Manila: A crucial Eurogroup meeting next week on Greece should forge a deal that will put the insolvent country’s economy on a sustainable path, International Monetary Fund (IMF) Managing Director Christine Lagarde said on Friday.
The IMF chief is cutting short her tour of Asia to attend the Eurogroup meeting in Brussels on November 20.
A row between Eurozone governments and the IMF over how to make Greece’s giant debt mountain manageable is holding up the release of €31 billion euros (Dh146 billion or $39.5 billion) in emergency loans needed to keep Athens afloat.
“It is not over until the fat lady sings as the saying goes,” Lagarde told reporters when asked by reporters in Manila about the possibility of a deal on Greece next week.
“It is a question of working hard, putting our mind to it, making sure that we focus on the same objective which is that the country in particular, Greece, can operate on a sustainable basis, can recover, can get back on its feet, can reaccess markets as early as possible.”
Lagarde earlier this week publicly disagreed with Eurozone finance ministers who have suggested that Greece should be given until 2022 to lower its debt to gross domestic product (GDP) ratio to 120 per cent.
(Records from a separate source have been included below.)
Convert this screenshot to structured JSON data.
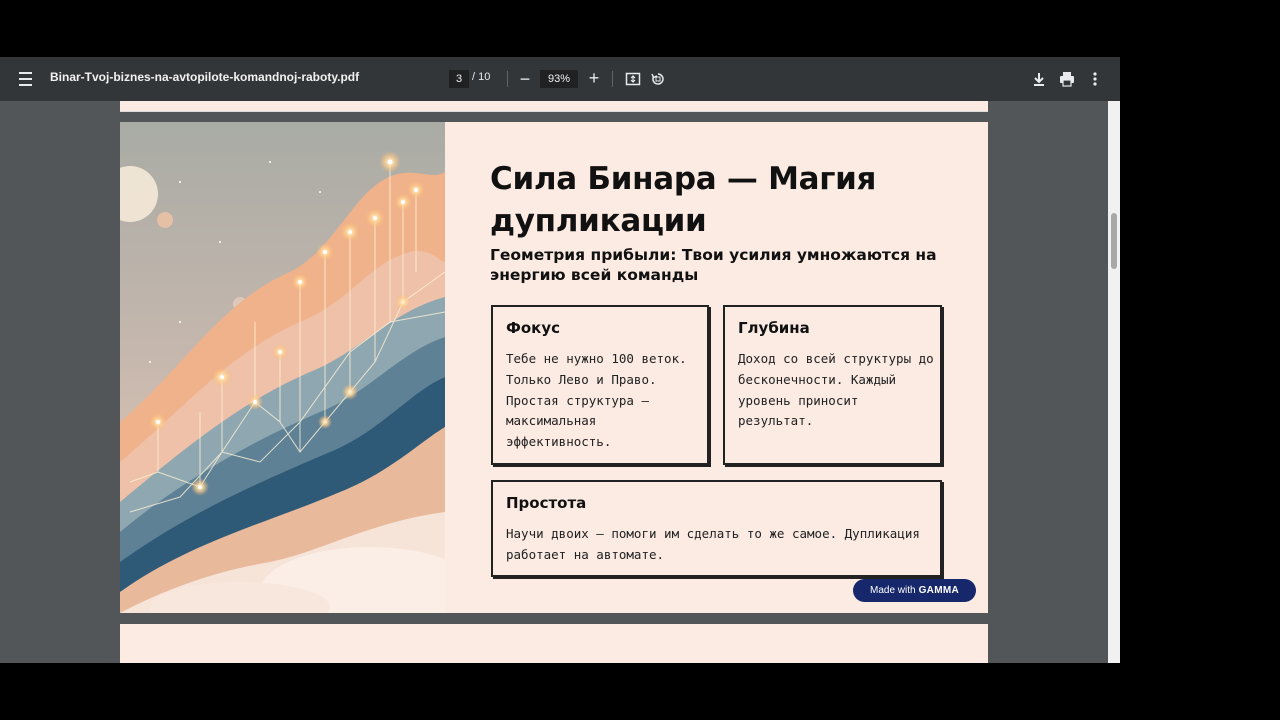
{
  "toolbar": {
    "file_name": "Binar-Tvoj-biznes-na-avtopilote-komandnoj-raboty.pdf",
    "current_page": "3",
    "total_pages": "/ 10",
    "zoom": "93%",
    "zoom_out_label": "−",
    "zoom_in_label": "+",
    "icons": [
      "menu-icon",
      "fit-page-icon",
      "rotate-icon",
      "download-icon",
      "print-icon",
      "more-vert-icon"
    ]
  },
  "slide": {
    "title": "Сила Бинара — Магия дупликации",
    "subtitle": "Геометрия прибыли: Твои усилия умножаются на энергию всей команды",
    "cards": [
      {
        "title": "Фокус",
        "body": "Тебе не нужно 100 веток. Только Лево и Право. Простая структура – максимальная эффективность."
      },
      {
        "title": "Глубина",
        "body": "Доход со всей структуры до бесконечности. Каждый уровень приносит результат."
      },
      {
        "title": "Простота",
        "body": "Научи двоих – помоги им сделать то же самое. Дупликация работает на автомате."
      }
    ],
    "badge_prefix": "Made with",
    "badge_brand": "GAMMA"
  },
  "colors": {
    "toolbar_bg": "#323639",
    "viewer_bg": "#525659",
    "slide_bg": "#fbebe3",
    "badge_bg": "#16286b"
  }
}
Lagarde has insisted the existing target of 2020 should remain.
European policymakers must also implement policy commitments to help lift the Eurozone economy next year, Lagarde said in Manila.
Banks, insurers and other private sector investors holding about 206 billion euros of Greek bonds took a 53.5 percent reduction on the nominal value of their securities earlier this year.
Greece’s total debt is forecast to rise to nearly 190 per cent of gross domestic product next year, meaning it is highly unlikely to fall back to 120 per cent of GDP by 2020, the level the IMF has said is the maximum sustainable in the long term.
Meanwhile, Greece on Friday was in the process of repaying a five-billion-euro treasury bill with money raised from another debt issue this week, thus avoiding a payment default, a debt management agency source said.
“The payment is proceeding without problems, the necessary money is present,” an agency source told AFP. He did not specify when the process would be complete.
Faced with a financing gap from a stalled EU-IMF loan instalment that is still pending, Greece raised the necessary money earlier in the week with a sale of three-month and one-month treasury bills.
It drew €4.0 billion ($5.18 billion) on Tuesday and added another €938 million two days later.
Greek Prime Minister Antonis Samaras warned last month that the country would run out of money on Friday without the prompt release of funds from the European Union and International Monetary Fund.
Worth €31.2 billion overall, the EU-IMF loan payment was supposed to have been disbursed by July but was held back owing to reform delays and protracted political uncertainty after a four-month electoral campaign in Greece.
Eurozone finance ministers will meet on November 20 to discuss whether Athens will at last be given the funds, which are part of Greece’s second EU-IMF rescue package.